26) Repulsion (1965)

It’s taken a while for Roman Polanski’s portrait of sexual repression and psychological breakdown to be recognized as a horror classic. This is probably because its Freudian overtones, surreal sexual symbolism, and Catherine Deneuve’s staggering beauty — not to mention the child rape charges in Polanski’s past — overshadow its deeply disturbing portrait of a woman clearly falling further into psychosis while everyone around her paints her as a lovely innocent in need of nurturing. Impressively, despite the film’s agonizingly slow depiction this deterioration, it still delivers one of the rawest jump scares in horror history, with an ending that leaves everything in tatters.

27) Cure (1997)
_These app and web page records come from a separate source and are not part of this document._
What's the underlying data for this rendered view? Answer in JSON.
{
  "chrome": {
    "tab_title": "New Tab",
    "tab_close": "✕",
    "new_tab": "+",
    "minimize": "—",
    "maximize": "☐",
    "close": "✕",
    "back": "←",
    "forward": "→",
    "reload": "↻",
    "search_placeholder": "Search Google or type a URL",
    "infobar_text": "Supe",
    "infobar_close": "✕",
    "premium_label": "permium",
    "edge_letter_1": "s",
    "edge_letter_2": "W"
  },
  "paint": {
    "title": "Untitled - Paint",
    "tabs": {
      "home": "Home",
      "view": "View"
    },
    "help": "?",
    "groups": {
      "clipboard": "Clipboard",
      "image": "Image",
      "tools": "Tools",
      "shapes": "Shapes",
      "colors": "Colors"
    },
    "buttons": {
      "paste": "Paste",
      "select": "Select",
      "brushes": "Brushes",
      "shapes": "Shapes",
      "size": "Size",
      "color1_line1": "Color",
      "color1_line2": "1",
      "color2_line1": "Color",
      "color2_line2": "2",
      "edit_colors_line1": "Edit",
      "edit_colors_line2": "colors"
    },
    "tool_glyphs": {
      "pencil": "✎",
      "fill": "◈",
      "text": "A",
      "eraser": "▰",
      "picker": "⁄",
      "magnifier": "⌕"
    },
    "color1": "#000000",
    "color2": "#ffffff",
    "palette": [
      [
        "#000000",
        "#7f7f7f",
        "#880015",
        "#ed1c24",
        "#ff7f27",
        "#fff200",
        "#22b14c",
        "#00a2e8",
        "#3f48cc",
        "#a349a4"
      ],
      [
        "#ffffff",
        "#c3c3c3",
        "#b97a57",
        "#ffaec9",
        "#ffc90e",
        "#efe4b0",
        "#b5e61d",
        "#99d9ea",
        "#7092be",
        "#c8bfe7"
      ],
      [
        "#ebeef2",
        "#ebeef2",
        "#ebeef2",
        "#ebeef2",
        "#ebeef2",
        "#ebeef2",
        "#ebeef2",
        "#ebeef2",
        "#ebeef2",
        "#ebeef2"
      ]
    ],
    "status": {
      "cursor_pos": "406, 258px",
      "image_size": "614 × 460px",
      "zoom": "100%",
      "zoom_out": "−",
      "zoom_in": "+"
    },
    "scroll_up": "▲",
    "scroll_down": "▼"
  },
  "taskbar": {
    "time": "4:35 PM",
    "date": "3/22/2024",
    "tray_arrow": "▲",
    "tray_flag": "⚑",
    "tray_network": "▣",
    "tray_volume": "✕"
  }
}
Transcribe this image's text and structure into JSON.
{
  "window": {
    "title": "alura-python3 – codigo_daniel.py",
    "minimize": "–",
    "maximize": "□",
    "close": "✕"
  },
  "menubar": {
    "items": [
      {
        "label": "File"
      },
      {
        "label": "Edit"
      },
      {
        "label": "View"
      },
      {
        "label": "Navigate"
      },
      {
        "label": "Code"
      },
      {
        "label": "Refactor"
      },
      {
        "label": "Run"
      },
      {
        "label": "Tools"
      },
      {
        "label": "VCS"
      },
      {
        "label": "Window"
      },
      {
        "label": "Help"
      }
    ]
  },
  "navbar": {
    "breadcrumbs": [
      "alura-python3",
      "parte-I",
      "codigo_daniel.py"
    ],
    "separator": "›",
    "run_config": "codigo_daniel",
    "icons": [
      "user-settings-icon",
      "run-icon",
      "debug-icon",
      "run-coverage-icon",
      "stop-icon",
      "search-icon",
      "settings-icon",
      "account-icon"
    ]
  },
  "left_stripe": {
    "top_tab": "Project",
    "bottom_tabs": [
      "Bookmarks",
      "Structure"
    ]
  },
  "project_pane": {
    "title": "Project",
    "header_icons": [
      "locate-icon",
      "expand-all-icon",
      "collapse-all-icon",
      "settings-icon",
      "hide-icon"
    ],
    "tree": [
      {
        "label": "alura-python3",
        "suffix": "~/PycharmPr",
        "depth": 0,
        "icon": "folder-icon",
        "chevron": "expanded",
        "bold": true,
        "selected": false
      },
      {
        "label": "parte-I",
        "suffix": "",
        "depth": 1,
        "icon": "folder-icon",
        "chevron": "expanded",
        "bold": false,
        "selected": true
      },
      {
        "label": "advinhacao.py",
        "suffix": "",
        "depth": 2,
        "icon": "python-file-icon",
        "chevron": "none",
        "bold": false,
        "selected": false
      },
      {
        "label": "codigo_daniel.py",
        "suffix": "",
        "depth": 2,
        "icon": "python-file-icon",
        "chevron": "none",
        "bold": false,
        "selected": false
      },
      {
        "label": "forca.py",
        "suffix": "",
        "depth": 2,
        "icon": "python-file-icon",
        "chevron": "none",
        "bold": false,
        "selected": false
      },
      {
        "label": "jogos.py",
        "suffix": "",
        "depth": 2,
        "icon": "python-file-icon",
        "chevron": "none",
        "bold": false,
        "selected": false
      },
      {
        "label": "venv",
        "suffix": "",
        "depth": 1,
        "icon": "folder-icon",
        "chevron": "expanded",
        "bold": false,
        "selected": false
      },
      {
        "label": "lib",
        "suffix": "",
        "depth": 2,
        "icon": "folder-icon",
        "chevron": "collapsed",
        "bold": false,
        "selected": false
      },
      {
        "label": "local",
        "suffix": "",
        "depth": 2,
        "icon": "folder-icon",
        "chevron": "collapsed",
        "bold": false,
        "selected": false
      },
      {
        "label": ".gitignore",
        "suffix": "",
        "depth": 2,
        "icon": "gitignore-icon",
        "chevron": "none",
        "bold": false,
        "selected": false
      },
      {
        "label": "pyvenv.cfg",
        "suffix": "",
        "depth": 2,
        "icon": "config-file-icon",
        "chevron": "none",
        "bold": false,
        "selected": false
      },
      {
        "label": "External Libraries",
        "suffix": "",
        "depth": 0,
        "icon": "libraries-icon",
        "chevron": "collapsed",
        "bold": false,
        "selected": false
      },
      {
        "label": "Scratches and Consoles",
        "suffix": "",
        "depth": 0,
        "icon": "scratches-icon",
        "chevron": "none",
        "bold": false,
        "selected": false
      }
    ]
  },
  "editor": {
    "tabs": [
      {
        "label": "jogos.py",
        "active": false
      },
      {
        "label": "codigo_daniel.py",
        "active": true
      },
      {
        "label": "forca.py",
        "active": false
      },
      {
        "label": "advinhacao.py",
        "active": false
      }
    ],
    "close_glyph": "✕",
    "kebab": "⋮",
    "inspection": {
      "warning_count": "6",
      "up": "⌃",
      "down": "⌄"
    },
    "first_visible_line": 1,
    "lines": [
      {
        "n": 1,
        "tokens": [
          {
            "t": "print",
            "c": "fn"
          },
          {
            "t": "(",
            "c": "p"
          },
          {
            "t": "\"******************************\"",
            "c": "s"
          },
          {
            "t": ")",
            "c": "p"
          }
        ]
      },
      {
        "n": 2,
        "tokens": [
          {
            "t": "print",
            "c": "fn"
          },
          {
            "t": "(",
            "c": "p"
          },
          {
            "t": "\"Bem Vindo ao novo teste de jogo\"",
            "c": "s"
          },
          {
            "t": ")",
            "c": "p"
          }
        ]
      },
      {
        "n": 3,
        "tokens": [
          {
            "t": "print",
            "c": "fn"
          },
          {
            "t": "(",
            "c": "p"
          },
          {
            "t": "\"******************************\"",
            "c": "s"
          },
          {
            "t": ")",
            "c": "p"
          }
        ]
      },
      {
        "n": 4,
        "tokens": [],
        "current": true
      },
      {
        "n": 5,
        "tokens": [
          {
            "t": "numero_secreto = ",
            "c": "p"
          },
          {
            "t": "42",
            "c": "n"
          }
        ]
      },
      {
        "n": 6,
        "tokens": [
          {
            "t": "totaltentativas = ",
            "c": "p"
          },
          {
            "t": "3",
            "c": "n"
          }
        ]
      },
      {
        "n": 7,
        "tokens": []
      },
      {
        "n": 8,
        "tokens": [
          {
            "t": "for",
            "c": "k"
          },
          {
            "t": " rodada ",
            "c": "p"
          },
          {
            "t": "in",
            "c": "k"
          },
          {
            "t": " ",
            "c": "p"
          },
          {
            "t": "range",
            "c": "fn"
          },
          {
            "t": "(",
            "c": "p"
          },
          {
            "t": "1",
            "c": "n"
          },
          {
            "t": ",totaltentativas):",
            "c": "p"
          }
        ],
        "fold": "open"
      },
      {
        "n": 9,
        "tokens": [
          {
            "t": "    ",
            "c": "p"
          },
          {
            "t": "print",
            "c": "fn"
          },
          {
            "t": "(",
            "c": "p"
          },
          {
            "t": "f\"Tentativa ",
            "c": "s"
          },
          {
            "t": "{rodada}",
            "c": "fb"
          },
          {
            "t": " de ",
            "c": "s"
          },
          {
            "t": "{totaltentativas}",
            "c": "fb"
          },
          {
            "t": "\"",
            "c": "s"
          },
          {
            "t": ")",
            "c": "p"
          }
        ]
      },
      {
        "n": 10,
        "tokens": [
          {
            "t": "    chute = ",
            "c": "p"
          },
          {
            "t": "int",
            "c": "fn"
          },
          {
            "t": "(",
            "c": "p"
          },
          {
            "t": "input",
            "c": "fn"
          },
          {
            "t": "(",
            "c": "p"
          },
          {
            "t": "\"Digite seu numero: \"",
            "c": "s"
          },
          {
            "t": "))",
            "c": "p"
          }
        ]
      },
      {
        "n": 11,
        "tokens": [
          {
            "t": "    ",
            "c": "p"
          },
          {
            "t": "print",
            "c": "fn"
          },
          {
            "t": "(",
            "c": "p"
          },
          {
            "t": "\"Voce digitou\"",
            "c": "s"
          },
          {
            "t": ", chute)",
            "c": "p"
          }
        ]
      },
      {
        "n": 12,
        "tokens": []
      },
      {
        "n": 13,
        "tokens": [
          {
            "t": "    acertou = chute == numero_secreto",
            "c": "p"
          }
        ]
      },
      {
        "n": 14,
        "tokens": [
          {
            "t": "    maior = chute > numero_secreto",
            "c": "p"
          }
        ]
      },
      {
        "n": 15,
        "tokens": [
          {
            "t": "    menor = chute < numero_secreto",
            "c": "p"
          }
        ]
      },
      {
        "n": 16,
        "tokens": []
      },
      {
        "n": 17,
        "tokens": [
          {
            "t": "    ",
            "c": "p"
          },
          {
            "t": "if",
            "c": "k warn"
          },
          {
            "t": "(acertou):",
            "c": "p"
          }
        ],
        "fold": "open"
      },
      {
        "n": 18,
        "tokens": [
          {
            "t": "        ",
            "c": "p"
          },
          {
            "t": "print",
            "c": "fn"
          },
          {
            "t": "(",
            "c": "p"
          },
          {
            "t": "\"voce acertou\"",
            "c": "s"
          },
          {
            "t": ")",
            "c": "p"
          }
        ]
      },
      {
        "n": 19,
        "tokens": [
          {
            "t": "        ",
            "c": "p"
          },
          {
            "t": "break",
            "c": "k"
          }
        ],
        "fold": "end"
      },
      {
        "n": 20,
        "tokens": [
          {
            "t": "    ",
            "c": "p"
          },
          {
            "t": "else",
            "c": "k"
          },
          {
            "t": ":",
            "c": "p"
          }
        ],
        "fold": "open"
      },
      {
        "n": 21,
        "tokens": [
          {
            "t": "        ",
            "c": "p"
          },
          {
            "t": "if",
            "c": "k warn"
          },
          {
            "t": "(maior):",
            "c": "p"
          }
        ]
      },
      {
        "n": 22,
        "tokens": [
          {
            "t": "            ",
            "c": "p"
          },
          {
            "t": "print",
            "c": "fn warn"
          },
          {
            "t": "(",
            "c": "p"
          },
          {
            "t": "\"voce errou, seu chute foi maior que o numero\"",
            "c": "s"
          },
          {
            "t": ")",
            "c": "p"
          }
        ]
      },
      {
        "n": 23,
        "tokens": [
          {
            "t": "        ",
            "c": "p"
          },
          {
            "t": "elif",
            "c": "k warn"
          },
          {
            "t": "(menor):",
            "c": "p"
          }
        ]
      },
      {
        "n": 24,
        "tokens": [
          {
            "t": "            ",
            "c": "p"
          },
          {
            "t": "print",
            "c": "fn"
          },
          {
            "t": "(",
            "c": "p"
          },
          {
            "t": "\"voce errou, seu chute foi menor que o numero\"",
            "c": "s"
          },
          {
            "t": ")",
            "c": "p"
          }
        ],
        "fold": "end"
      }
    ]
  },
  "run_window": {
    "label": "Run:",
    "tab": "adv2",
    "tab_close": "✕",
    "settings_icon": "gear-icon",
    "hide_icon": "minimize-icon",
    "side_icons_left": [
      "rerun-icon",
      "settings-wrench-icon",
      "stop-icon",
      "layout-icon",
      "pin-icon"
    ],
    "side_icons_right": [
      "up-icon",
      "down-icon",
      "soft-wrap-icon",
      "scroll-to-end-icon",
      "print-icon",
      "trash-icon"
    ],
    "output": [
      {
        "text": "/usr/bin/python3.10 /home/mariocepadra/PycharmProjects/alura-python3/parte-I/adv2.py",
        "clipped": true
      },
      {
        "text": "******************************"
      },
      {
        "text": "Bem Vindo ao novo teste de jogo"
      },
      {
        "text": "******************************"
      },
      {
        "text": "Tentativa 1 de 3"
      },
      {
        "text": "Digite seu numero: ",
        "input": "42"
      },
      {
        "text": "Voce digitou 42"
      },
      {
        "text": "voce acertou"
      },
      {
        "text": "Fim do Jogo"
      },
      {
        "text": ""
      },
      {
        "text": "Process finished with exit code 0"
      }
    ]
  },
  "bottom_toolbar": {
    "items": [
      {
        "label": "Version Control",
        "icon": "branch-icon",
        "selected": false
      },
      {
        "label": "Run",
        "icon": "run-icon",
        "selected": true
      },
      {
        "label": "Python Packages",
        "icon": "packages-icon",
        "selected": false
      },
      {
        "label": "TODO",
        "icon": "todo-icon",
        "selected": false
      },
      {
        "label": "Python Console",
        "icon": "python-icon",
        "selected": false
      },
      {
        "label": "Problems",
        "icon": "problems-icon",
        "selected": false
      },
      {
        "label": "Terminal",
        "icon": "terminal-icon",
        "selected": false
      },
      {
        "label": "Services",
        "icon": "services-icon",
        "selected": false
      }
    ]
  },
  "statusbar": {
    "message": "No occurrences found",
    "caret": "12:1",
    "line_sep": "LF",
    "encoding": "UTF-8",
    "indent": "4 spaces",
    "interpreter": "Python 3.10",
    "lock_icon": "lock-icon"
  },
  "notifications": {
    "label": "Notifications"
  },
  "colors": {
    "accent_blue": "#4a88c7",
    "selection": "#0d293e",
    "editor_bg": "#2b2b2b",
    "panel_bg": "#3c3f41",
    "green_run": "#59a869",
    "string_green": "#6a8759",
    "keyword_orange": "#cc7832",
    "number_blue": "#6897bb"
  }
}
Before he made his mark internationally with Pulse (which is also currently available on Shudder), another narrative of viral horror, director Kiyoshi Kurosawa turned in this utterly fascinating story of a serial killer who carries out his crimes through a cult-like power of suggestion. When a detective realizes that the group of murderers the mastermind has assembled are all totally clueless about what they’ve done, he sets out to find the reason — and ends up on a subliminal cat-and-mouse hunt for the truth. Cure is magnetic, weird, and seductive, a case study in humanity’s inner darkness being ritually, methodically unleashed.

28) Haute Tension (2003)

A key entry into the early 2000s’ New French Extremity wave of horror, Alexandre Aja’s twisty little thriller still holds its own even though its influence can be seen in hundreds of films that have come after it. Cécile De France is superlative as a girl who’s horror-struck when a tranquil weekend at her friend’s rural family home is interrupted by an intruder who proceeds to murder the friend’s entire family and take both girls hostage. Part home invasion, part Wolf CreekHaute Tension is finely crafted and intelligent, with plenty of jump scares, clever secrets, and, well, enough high tension to satisfy even a repeat viewer.

29) Train to Busan (2016)

This zombie movie is probably more of an action film than a horror film — think World War Zmeets Snowpiercer and you’ve got the basic “zombie outbreak on a train” concept. What keeps the film fresh is its emphasis on character development and on the rapidly evolving bond between a previously distant father and his disillusioned daughter. You’ll probably cry, and just when you think the movie is over, you’ll probably wind up crying again. And we haven’t even mentioned the absolutely wonderful way that director Yeon Sang-ho literally piles on the zombies — at times building a physical cascade of gory flesh eaters. If you’re a zombie fan, Train to Busan is a must-watch. But if you just like stories of human survival and communities banding together to help each other out in a crisis, there are also a host of heartwarming moments in this film to make it worth your while.

30) A Tale of Two Sisters (2003)

Abysmally and almost unrecognizably remade in the US as The Uninvited in 2009, this 2003 Korean drama is a tour de force of psychological horror and unreliable narration. As two teen sisters battle the classic evil stepmother, reality starts to splinter, and what may or may not be an infestation of paranormal activity begins to tear the family apart. Intentionally disjointed and told through a series of warped surreal sequences that will leave you questioning everything, A Tale of Two Sisters feels a bit like David Lynch is telling you a ghost story — with fantastic results.

31) Rosemary’s Baby (1968)

If you dare to watch this list in order from start to finish, you’ll end up taking in Rosemary’s Baby on Halloween — and nothing is more Halloween-y than a coven of witches and a casual pact with the devil. Roman Polanski’s most well-known work is incredibly strident in its theme of sexual consent and its declaration of a woman’s right to choose what happens to her body, a painful irony given that its director was obviously unable to absorb the lessons of his own film. But that irony only makes Rosemary’s Baby feel angrier, louder, and ultimately more terrifying today.